[Start of Attachment]

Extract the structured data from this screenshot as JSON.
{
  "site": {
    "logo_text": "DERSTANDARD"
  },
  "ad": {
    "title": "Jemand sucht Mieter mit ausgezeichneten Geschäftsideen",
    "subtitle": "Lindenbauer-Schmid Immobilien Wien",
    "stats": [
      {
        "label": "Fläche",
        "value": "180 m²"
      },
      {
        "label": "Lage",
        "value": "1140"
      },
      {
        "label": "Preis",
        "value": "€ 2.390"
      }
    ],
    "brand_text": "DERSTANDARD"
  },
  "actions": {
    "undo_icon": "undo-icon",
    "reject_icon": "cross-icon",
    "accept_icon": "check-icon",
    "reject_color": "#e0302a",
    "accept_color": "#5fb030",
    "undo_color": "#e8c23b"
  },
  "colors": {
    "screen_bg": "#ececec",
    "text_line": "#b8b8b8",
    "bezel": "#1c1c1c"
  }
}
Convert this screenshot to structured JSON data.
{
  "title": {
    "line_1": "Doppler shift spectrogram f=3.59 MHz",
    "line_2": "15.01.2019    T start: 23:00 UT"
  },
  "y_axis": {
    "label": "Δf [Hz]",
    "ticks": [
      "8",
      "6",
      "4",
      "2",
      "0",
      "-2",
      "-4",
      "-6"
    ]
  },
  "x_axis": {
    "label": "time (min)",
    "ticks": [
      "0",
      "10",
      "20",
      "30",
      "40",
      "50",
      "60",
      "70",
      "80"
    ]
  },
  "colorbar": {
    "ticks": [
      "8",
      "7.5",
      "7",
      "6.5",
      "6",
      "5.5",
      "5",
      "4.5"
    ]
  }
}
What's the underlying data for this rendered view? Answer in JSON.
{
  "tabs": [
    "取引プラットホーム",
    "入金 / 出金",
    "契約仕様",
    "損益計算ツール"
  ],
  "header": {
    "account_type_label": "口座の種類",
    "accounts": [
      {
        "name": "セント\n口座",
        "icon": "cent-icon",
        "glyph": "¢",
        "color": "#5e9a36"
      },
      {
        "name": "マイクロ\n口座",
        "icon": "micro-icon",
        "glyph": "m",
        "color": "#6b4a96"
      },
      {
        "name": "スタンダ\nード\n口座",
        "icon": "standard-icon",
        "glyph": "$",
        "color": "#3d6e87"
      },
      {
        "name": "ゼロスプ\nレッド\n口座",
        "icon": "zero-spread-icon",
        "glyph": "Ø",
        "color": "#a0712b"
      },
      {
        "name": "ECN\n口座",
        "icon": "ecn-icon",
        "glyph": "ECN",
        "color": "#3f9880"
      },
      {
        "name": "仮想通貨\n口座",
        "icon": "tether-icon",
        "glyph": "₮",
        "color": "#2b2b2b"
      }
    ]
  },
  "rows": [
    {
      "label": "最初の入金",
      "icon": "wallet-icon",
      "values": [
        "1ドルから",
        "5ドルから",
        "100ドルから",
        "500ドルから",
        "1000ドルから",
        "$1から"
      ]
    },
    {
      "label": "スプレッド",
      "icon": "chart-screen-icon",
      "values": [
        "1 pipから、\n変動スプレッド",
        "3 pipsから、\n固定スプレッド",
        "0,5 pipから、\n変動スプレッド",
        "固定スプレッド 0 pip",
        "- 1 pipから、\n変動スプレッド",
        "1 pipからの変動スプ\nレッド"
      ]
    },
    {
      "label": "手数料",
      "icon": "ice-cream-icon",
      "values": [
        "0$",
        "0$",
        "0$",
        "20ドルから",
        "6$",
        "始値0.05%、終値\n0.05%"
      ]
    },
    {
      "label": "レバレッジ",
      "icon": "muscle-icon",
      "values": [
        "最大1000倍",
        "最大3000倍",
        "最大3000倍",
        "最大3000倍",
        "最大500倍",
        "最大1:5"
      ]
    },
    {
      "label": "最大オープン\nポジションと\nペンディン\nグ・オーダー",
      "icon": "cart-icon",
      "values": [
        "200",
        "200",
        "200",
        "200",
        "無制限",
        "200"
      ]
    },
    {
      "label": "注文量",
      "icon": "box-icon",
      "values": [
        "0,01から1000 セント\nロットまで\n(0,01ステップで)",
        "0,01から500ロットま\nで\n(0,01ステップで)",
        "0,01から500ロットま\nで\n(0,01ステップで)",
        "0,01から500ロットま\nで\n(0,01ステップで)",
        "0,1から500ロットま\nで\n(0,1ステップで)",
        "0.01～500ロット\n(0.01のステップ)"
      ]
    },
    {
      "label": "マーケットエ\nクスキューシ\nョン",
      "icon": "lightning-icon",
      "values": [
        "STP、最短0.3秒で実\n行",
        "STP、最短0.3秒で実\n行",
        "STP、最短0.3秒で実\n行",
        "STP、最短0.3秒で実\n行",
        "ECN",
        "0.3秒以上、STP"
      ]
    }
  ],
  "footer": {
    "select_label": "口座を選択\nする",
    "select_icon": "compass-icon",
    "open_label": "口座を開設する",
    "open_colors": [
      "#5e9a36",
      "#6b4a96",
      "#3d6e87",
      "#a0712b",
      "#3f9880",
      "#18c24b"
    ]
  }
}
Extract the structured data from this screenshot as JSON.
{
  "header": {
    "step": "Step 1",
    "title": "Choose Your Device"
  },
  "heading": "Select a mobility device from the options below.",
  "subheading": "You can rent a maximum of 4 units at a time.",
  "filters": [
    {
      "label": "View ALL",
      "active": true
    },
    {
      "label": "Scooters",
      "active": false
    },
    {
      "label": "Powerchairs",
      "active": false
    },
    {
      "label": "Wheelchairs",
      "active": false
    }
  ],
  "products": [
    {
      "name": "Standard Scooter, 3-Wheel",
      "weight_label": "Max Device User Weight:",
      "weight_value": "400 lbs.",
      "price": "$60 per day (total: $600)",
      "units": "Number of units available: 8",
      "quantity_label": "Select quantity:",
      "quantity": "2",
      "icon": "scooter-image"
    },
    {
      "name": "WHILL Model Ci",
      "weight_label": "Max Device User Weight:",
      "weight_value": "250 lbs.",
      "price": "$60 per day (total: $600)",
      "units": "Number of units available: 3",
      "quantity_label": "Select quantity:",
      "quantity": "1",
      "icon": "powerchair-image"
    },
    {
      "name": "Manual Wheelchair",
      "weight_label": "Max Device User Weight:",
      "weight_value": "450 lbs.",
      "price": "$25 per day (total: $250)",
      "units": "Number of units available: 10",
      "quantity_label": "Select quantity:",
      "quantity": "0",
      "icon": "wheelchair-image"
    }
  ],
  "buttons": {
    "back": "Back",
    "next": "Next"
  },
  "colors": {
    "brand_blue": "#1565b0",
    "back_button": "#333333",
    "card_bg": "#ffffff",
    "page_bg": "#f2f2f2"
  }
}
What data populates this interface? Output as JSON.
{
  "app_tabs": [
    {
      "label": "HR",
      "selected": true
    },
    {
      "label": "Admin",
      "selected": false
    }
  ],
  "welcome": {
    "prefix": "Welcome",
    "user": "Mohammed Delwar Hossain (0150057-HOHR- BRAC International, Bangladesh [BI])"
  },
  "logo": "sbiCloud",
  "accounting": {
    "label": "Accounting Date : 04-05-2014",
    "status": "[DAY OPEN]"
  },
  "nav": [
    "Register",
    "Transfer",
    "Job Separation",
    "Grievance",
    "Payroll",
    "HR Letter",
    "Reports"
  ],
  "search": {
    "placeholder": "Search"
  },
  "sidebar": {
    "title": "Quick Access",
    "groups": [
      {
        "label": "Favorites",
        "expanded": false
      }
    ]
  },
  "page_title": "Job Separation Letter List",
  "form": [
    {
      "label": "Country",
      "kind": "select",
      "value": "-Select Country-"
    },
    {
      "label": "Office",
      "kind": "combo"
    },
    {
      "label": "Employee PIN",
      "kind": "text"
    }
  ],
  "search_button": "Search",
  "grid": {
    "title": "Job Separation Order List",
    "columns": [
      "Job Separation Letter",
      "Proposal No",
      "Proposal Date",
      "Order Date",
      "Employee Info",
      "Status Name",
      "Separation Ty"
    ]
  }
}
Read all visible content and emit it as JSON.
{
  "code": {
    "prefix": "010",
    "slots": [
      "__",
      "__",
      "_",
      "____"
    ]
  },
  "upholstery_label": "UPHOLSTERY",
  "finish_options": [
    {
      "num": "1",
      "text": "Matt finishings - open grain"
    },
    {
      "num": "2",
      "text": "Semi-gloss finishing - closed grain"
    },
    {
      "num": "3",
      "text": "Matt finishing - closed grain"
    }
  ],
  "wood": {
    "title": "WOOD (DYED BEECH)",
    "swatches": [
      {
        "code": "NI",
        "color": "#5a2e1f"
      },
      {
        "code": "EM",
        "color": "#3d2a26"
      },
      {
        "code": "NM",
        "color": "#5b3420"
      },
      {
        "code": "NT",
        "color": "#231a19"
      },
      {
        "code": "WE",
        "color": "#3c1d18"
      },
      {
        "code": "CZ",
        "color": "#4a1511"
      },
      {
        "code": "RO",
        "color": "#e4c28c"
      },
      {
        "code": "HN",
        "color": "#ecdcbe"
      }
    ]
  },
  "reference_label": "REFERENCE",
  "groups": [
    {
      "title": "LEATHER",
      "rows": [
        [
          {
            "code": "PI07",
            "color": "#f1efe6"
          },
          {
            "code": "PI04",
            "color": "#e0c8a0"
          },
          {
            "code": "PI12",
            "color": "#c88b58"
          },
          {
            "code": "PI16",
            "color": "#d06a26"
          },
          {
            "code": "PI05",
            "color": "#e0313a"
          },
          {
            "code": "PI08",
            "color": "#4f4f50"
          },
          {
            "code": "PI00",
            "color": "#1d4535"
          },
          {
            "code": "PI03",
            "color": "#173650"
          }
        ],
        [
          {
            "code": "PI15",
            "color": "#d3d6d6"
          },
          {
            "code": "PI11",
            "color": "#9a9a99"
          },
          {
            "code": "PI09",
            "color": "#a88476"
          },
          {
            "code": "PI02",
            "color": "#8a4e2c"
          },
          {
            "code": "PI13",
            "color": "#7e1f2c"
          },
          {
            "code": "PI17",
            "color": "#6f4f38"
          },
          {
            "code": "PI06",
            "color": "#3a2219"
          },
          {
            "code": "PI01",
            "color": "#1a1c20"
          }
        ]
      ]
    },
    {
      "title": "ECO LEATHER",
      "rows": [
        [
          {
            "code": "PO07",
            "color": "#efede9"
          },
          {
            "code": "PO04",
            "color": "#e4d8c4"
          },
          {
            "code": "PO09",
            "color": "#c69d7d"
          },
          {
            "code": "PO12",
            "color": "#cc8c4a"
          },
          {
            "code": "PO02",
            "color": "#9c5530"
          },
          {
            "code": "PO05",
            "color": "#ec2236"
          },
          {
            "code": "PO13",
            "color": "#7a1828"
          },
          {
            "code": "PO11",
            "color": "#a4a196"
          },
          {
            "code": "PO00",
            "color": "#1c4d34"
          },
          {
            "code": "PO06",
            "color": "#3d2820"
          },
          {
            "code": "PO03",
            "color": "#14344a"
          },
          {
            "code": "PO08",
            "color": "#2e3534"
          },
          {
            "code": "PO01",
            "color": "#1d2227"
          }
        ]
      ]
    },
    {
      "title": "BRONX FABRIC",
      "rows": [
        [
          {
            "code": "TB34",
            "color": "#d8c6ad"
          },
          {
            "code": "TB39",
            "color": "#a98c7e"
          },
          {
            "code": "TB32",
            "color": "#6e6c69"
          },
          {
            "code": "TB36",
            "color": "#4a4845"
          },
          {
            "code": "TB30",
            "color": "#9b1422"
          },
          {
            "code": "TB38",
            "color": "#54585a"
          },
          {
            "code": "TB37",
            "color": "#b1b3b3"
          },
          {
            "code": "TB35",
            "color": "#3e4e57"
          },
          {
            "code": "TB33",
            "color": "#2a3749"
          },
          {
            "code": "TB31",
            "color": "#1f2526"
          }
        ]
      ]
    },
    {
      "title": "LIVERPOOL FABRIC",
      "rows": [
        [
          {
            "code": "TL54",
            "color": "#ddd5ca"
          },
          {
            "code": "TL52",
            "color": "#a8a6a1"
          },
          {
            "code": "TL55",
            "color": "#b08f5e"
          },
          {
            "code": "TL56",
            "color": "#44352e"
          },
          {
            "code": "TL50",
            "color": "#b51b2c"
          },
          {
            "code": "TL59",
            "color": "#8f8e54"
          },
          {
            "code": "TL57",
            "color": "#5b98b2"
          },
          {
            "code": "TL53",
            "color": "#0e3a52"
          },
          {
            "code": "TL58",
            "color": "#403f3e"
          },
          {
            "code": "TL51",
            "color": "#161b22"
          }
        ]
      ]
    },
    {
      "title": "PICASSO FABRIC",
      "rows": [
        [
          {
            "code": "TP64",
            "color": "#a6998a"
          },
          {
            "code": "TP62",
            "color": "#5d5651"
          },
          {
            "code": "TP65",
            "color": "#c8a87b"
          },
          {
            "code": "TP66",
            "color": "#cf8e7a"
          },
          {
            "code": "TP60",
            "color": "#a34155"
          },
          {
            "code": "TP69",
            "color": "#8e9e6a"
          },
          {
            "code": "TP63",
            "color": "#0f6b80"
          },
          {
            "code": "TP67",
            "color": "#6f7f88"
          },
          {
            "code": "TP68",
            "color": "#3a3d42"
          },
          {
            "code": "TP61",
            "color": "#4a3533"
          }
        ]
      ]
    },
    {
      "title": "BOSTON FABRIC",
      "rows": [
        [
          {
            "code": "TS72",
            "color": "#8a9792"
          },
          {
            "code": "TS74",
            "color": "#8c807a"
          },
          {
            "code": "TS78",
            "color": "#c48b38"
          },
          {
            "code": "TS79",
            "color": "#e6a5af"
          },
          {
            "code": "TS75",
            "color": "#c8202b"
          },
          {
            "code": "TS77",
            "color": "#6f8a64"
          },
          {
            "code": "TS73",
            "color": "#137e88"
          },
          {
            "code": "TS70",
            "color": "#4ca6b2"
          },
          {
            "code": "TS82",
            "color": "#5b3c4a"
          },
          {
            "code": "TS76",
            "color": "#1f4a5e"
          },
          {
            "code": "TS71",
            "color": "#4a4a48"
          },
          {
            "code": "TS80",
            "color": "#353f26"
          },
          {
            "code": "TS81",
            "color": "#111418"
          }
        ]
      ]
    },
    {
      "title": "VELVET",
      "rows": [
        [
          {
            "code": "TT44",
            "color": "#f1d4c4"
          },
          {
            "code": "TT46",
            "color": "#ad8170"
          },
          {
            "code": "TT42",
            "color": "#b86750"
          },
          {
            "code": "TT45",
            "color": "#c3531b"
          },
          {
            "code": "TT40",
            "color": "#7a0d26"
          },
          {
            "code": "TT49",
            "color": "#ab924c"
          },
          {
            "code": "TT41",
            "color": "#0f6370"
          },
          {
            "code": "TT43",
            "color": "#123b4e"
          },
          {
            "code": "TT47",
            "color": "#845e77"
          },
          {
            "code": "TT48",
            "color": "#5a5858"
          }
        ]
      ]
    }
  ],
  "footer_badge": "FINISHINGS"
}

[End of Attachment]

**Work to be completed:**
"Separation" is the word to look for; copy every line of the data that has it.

**Reply:**
    "Job Separation",
  "page_title": "Job Separation Letter List",
    "title": "Job Separation Order List",
      "Job Separation Letter",
      "Separation Ty"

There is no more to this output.